  • Do NOT email financial information. Email is never a secure way to send financial information.
  • Be mindful of phone conversations. It may be difficult to identify whether a phone call is fraudulent or legitimate. Scammers may call and ask you to verify your personal or financial information. When in doubt, always refer back to your trusted professionals to confirm whether it’s legitimate.

What to do if it happens to you

  • Contact your credit union or wire-transfer company immediately. Reporting the error as soon as possible can increase the likelihood that you’ll be able to recover your money.
  • File a complaint with the FBI. Contact the FBI’s Internet Crime Complaint Center at www.ic3.gov .

While it can be easy to think you’ll never fall for a scam of this nature, the reality is that it’s becoming more and more common, and the results can be disastrous for eager homeowners. By being mindful and taking a few important steps ahead of your closing, you can protect yourself and your loved ones.

Brought to you by our friends at the Consumer Financial Bureau


Buying or Refinancing? Talk to us first – we are here to help!

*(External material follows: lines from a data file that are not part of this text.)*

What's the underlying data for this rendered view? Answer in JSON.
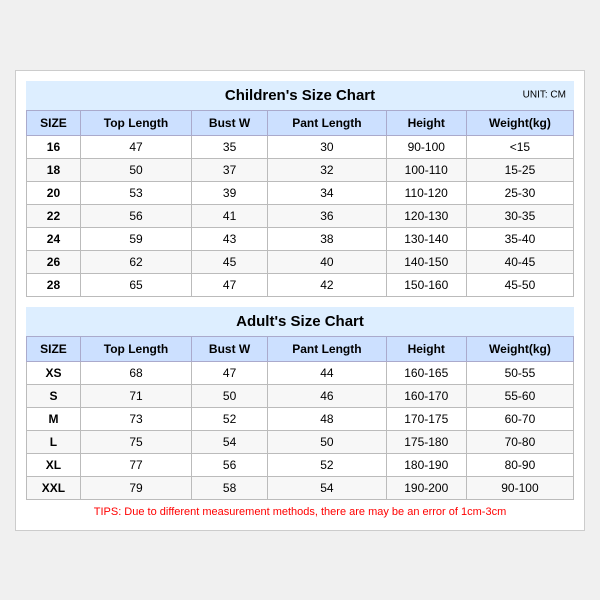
{
  "children": {
    "title": "Children's Size Chart",
    "unit": "UNIT: CM",
    "headers": [
      "SIZE",
      "Top Length",
      "Bust W",
      "Pant Length",
      "Height",
      "Weight(kg)"
    ],
    "rows": [
      [
        "16",
        "47",
        "35",
        "30",
        "90-100",
        "<15"
      ],
      [
        "18",
        "50",
        "37",
        "32",
        "100-110",
        "15-25"
      ],
      [
        "20",
        "53",
        "39",
        "34",
        "110-120",
        "25-30"
      ],
      [
        "22",
        "56",
        "41",
        "36",
        "120-130",
        "30-35"
      ],
      [
        "24",
        "59",
        "43",
        "38",
        "130-140",
        "35-40"
      ],
      [
        "26",
        "62",
        "45",
        "40",
        "140-150",
        "40-45"
      ],
      [
        "28",
        "65",
        "47",
        "42",
        "150-160",
        "45-50"
      ]
    ]
  },
  "adults": {
    "title": "Adult's Size Chart",
    "headers": [
      "SIZE",
      "Top Length",
      "Bust W",
      "Pant Length",
      "Height",
      "Weight(kg)"
    ],
    "rows": [
      [
        "XS",
        "68",
        "47",
        "44",
        "160-165",
        "50-55"
      ],
      [
        "S",
        "71",
        "50",
        "46",
        "160-170",
        "55-60"
      ],
      [
        "M",
        "73",
        "52",
        "48",
        "170-175",
        "60-70"
      ],
      [
        "L",
        "75",
        "54",
        "50",
        "175-180",
        "70-80"
      ],
      [
        "XL",
        "77",
        "56",
        "52",
        "180-190",
        "80-90"
      ],
      [
        "XXL",
        "79",
        "58",
        "54",
        "190-200",
        "90-100"
      ]
    ]
  },
  "tips": "TIPS: Due to different measurement methods, there are may be an error of 1cm-3cm"
}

Connect with our Lending Specialists at 503-275-0300 Option 2 or by visiting our Branch located at 95 SW Taylor St., Portland, OR.

Home Ownership : 5 Questions to Guide Your Decision

This article was developed as part of USAgencies Credit Union’s partnership with EverFi, Inc.

As winter melts into spring, you’ll likely start to see “For-Sale” signs popping up in your neighborhood.

Buying a home can be an exciting milestone in your life, and it’s important to educate yourself on the financial implications of home ownership before you make an offer. Whether you’re a first-time home buyer or a current owner looking to sell or refinance, there are a few key questions that should help guide your decision:

5 Questions About Home ownership

1.What are the pros and cons of owning vs. renting?

Owning a home is a long-term commitment. Recent studies show that the average buyer expects to live in their new home for 13 years before selling. While home ownership allows you to build equity and take advantage of tax benefits, owning also comes with risks.

2.Am I ready for the responsibilities of home ownership?

While property is generally considered an appreciating asset, home values are tied to economic conditions. Having your financial house in order is an important first step to buying a house! Are you confident in your ability to pay your bills on time? Are you able to budget for unanticipated costs?

3.How much home can I afford?

Determining how much home you can afford goes beyond the list price of a property. Other factors that will affect your monthly payment include interest rates, taxes, insurance, income, debt, and future monthly expenses – to name just a few. While there are numerous “affordability” calculators out there, it’s important to first understand the whole picture.

4.How will lenders evaluate my mortgage readiness & make loan decisions?

Are you familiar with the “Four C’s of Loan Credit?” – Capacity to pay back the loan, Capital, Collateral and Credit. Lenders evaluate these different factors to determine your eligibility and the terms of a mortgage loan.

5.How will my credit score impact my ability to buy?

Your credit score and the information in your credit report are key factors in whether or not you’ll be approved for a mortgage and at what interest rate. When was the last time you checked your credit?

No matter what stage of home ownership you are exploring, expanding your knowledge about the key financial questions to ask when buying a home will help you make a long-term decision that benefits you!


Have questions about Buying or Refinancing, or ready to get your application started? Connect with us at 503.275.0300 Option 2 or visit our website. 

Fair Housing Equal Opportunity Logo
USAgencies Credit Union
NMLS#: 441193